= What you need to do =
Line by line, the data below should be set down unchanged, with images excluded.
<<<<
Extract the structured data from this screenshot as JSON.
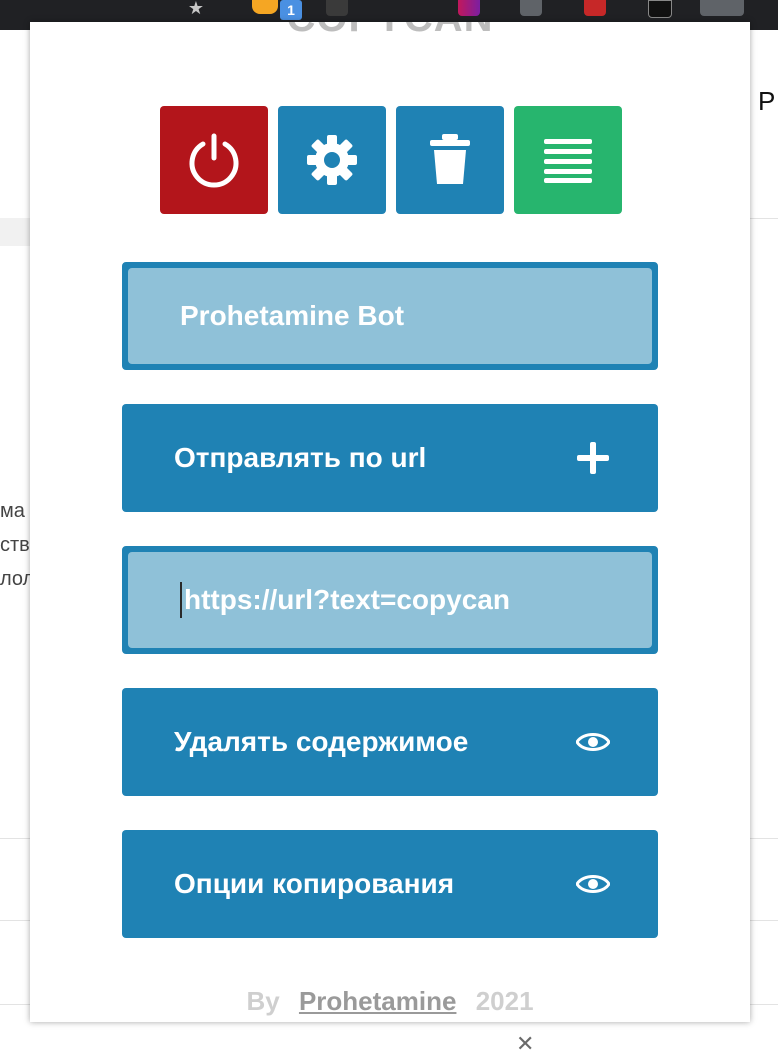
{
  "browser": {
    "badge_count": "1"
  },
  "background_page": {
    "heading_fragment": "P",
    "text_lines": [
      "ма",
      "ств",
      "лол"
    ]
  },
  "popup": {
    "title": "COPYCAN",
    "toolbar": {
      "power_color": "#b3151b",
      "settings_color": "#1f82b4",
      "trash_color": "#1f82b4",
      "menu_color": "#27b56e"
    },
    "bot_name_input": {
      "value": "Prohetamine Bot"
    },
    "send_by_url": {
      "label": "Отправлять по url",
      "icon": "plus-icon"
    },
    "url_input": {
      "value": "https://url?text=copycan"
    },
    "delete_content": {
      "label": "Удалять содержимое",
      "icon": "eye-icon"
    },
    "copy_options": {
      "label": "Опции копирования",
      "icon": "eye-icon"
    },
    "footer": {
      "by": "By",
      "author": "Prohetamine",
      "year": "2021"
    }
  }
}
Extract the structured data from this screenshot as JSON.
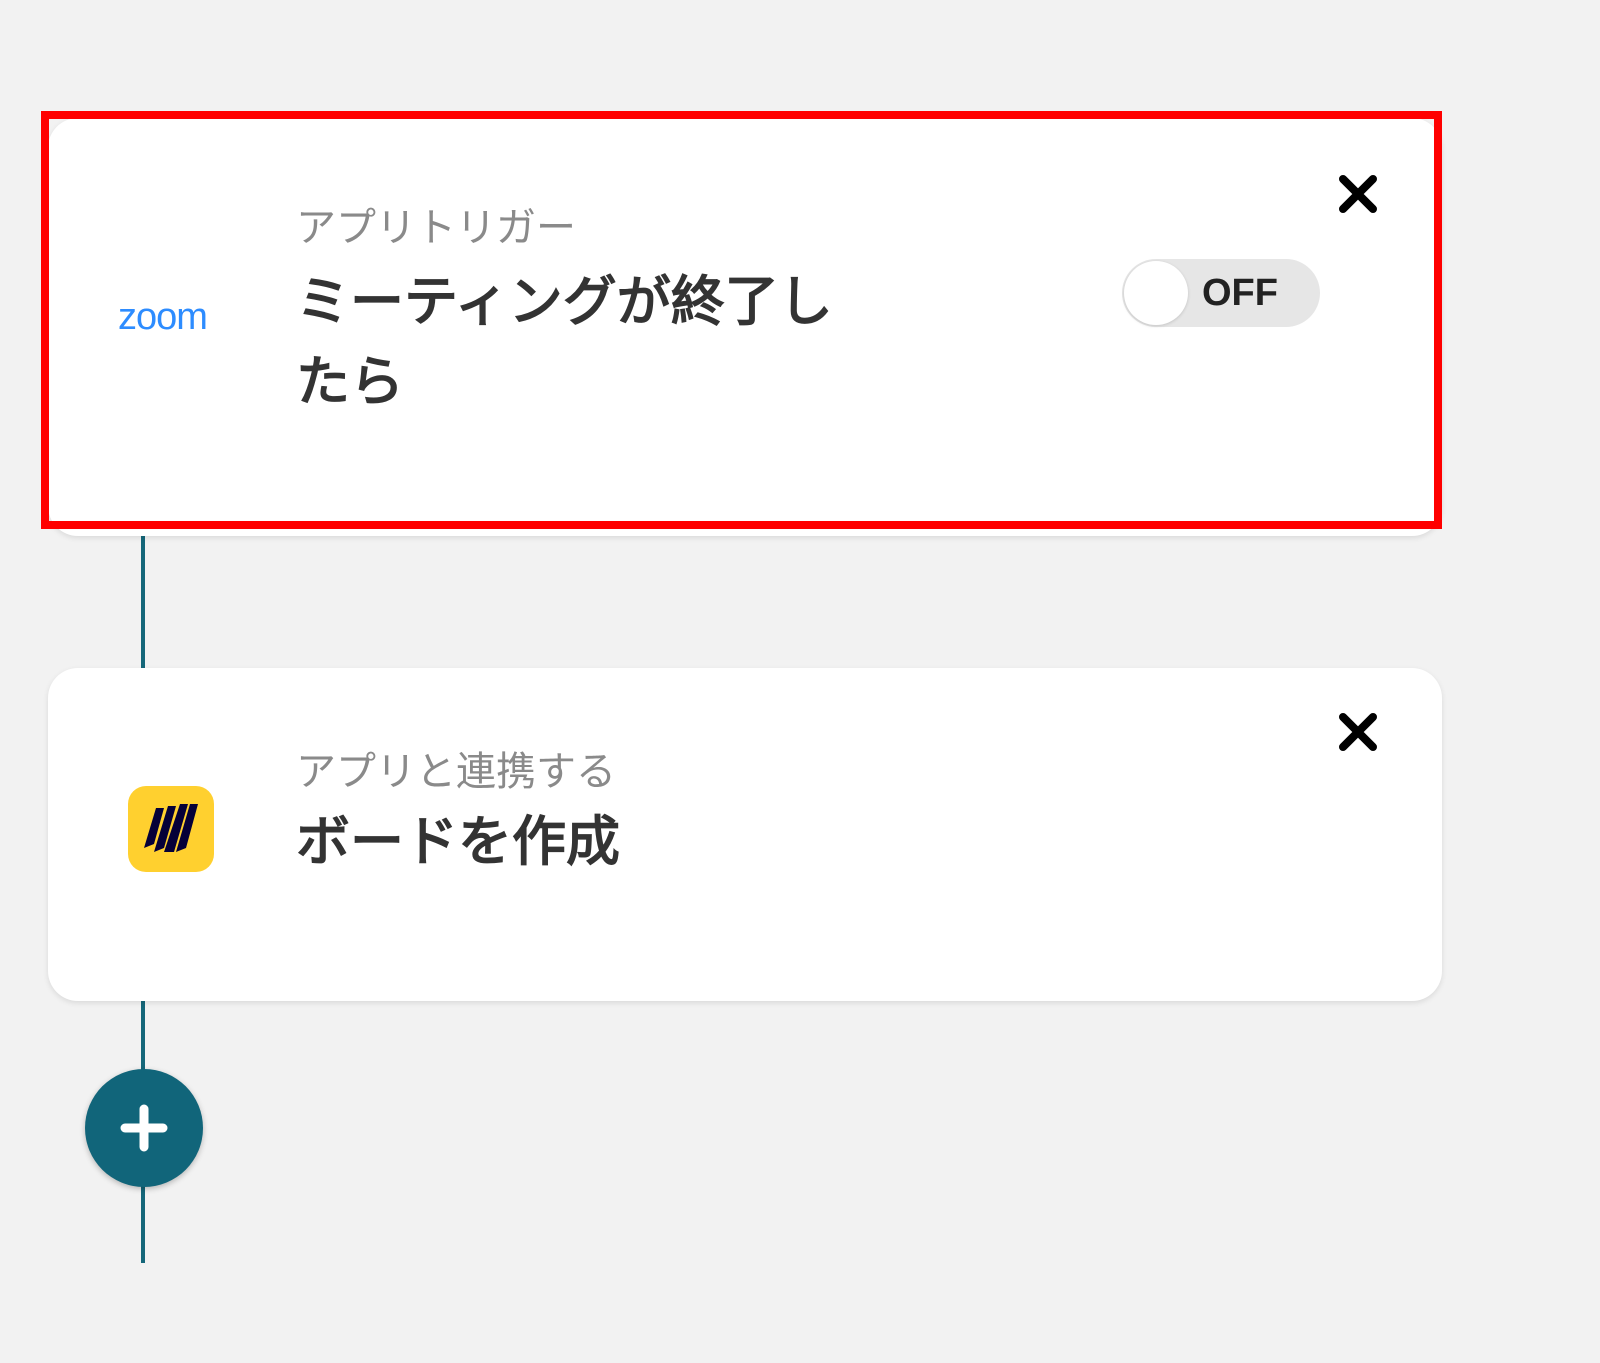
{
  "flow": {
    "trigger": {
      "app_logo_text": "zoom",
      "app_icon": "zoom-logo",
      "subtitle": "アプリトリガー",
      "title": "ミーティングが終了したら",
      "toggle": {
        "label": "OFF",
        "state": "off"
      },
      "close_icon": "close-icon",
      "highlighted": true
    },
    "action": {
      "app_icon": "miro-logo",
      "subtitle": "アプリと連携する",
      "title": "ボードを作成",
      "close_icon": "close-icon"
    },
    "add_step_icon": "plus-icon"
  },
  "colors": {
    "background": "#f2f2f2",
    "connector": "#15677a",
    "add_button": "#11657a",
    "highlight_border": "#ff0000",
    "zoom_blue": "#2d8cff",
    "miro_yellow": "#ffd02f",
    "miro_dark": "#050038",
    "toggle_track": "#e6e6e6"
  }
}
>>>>
= Written solution =
Extract the structured data from this screenshot as JSON.
{
  "browser": {
    "badge_count": "1"
  },
  "background_page": {
    "heading_fragment": "P",
    "text_lines": [
      "ма",
      "ств",
      "лол"
    ]
  },
  "popup": {
    "title": "COPYCAN",
    "toolbar": {
      "power_color": "#b3151b",
      "settings_color": "#1f82b4",
      "trash_color": "#1f82b4",
      "menu_color": "#27b56e"
    },
    "bot_name_input": {
      "value": "Prohetamine Bot"
    },
    "send_by_url": {
      "label": "Отправлять по url",
      "icon": "plus-icon"
    },
    "url_input": {
      "value": "https://url?text=copycan"
    },
    "delete_content": {
      "label": "Удалять содержимое",
      "icon": "eye-icon"
    },
    "copy_options": {
      "label": "Опции копирования",
      "icon": "eye-icon"
    },
    "footer": {
      "by": "By",
      "author": "Prohetamine",
      "year": "2021"
    }
  }
}
Extract the structured data from this screenshot as JSON.
{
  "flow": {
    "trigger": {
      "app_logo_text": "zoom",
      "app_icon": "zoom-logo",
      "subtitle": "アプリトリガー",
      "title": "ミーティングが終了したら",
      "toggle": {
        "label": "OFF",
        "state": "off"
      },
      "close_icon": "close-icon",
      "highlighted": true
    },
    "action": {
      "app_icon": "miro-logo",
      "subtitle": "アプリと連携する",
      "title": "ボードを作成",
      "close_icon": "close-icon"
    },
    "add_step_icon": "plus-icon"
  },
  "colors": {
    "background": "#f2f2f2",
    "connector": "#15677a",
    "add_button": "#11657a",
    "highlight_border": "#ff0000",
    "zoom_blue": "#2d8cff",
    "miro_yellow": "#ffd02f",
    "miro_dark": "#050038",
    "toggle_track": "#e6e6e6"
  }
}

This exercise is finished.